Digital out-of-home continued to grow in 2013 – and it doesn’t look like slowing down in 2014. With lower prices and greater ease of use, the market is expanding into areas that perhaps wouldn’t have considered digital signage as an option before.
Compared with traditional advertising mediums, such as TV, radio or the internet, DOOH has been able to offer brands more control over their content and a better idea of the exposure they have. The interactive capacity of DOOH, as well as its ability to gather information through facial recognition and mobile technologies, puts it firmly on media planners’ maps. Talon’s chief executive Eric Newham calls it ‘face time’, in that it allows advertisers to choose who they talk to directly.
Richard Blackburn, commercial director at MediaCo, agrees with this suggestion: “The hottest trends in digital signage are currently facial detection and touch. Facial detection is not, in itself, changing the role of digital signage, but it does add another dimension for advertisers seeking to better understand how people react to creative engagement. This ensures that brand content not only evolves over the duration of the campaign, but also delivers relevant content to people.
“By combining touch capacity with this, we can deliver activation as well as branding,” he adds. “It is a potent mix.”
Liam Boyle, managing director of Monster Media, believes that this development shows the potency of DOOH: “I’m enjoying the continued use of data and analytics that help to prove the effectiveness of the medium. Measureable results support creative and demonstrate the power of integrated and interactive campaigns.”
The digitisation of OOH cannot be stopped and management tools for this fast and flexible medium are essential. Mike Dillon, director of Key Systems, opines: “Having seen the growth of digital assets amongst our traditional OOH clients, we know that the industry needs flexible and robust asset management tools.

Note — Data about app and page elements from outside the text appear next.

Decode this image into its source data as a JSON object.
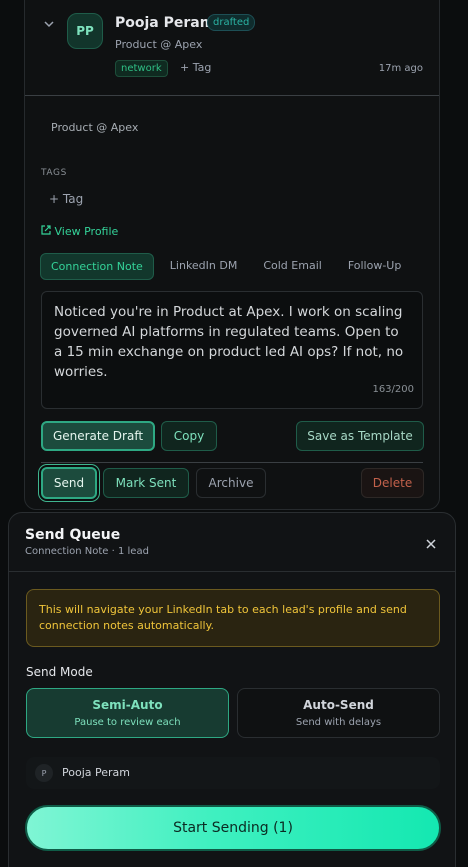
{
  "lead": {
    "initials": "PP",
    "name": "Pooja Peram",
    "status": "drafted",
    "subtitle": "Product @ Apex",
    "tag": "network",
    "add_tag": "Tag",
    "time": "17m ago",
    "company": "Product @ Apex",
    "tags_label": "TAGS",
    "view_profile": "View Profile"
  },
  "tabs": [
    {
      "label": "Connection Note",
      "active": true
    },
    {
      "label": "LinkedIn DM",
      "active": false
    },
    {
      "label": "Cold Email",
      "active": false
    },
    {
      "label": "Follow-Up",
      "active": false
    }
  ],
  "message": {
    "text": "Noticed you're in Product at Apex. I work on scaling governed AI platforms in regulated teams. Open to a 15 min exchange on product led AI ops? If not, no worries.",
    "counter": "163/200"
  },
  "actions": {
    "generate": "Generate Draft",
    "copy": "Copy",
    "save_template": "Save as Template",
    "send": "Send",
    "mark_sent": "Mark Sent",
    "archive": "Archive",
    "delete": "Delete"
  },
  "queue": {
    "title": "Send Queue",
    "subtitle": "Connection Note · 1 lead",
    "warning": "This will navigate your LinkedIn tab to each lead's profile and send connection notes automatically.",
    "mode_label": "Send Mode",
    "modes": [
      {
        "title": "Semi-Auto",
        "desc": "Pause to review each",
        "selected": true
      },
      {
        "title": "Auto-Send",
        "desc": "Send with delays",
        "selected": false
      }
    ],
    "lead_initial": "P",
    "lead_name": "Pooja Peram",
    "start": "Start Sending (1)"
  }
}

“Our digital director is helping media owners and agencies to put the right content onto the right screens at the right time. It also provides proof of posting, which can be accessed through any Windows-enabled mobile device. Big data means big business for DOOH, but you need software that can process the whole life cycle of the campaign.”
Tim Harvey, director of digital strategy at JCDecaux, adds: “Facilitating the buying process by removing layers of administration and complexity between the brand and media owner is key. We need to prove the ROI of the medium through display metrics, through hardware and software performance, mixed in with audience data from EPOS and mobile search channels.”
When it comes to screens and players, simple is best. Companies that have put their bets on easy, transparent and straightforward operations are reaping the benefits. Signagelive is a good example of this, having seen a 40 percent growth in the past twelve months. Jason Cremins, Signagelive’s chief executive, comments: “The biggest trend has been the shift from exclusively AV-Systems Integrators installing digital signage networks to a mix of both AV and IT-Enterprise resellers that are now moving into the sector.”
Cremins attributes this trend to the simplification of end-user devices deployed for digital signage purposes, including Samsung Smart Signage and Android devices. Installation and maintenance of these digital display systems are so easy that AV resellers might need to rethink their strategies.
“We’ve seen a major retailer purchase its Samsung Signagelive Smart Signage displays from a major IT reseller, and then decide to install and maintain its digital signage by itself,” continues Cremins. “Previously, this type of deal would have been sold and installed by a specialist AV reseller.”
In terms of content, the move to HTML5 for media playback has encouraged other sectors, such as web designers, to create dynamic passive and interactive content and applications for digital signage, while the uptake of Android has helped hasten the spread of DOOH.
Content also poses a challenge in ultra HD, or 4K. The industry seems positive about its emergence but, due to the lack of components, content and the current cost, we will wait a while before we see it fully implemented across the DOOH spectrum.
For Matrox’s sales account manager Rob Moodey, though, the unmentioned barrier is actually in bringing the content to the screen. “The normal DOOH distribution architecture uses cat5 extenders, while ultra HD requires fibre optics, such as Avio’s KVM extender,” he explains. “For DOOH, more than just 4K, I foresee up-scaled, dynamic, full-HD content.”
For 2014, we can expect to see more fully integrated digital signage, in terms of hardware and software. Incorporating NFC, touch-less interactions and brand message personalisation will be a must. DOOH will also cease to be a separate category for advertisers, as it begins to lead the way on media planning.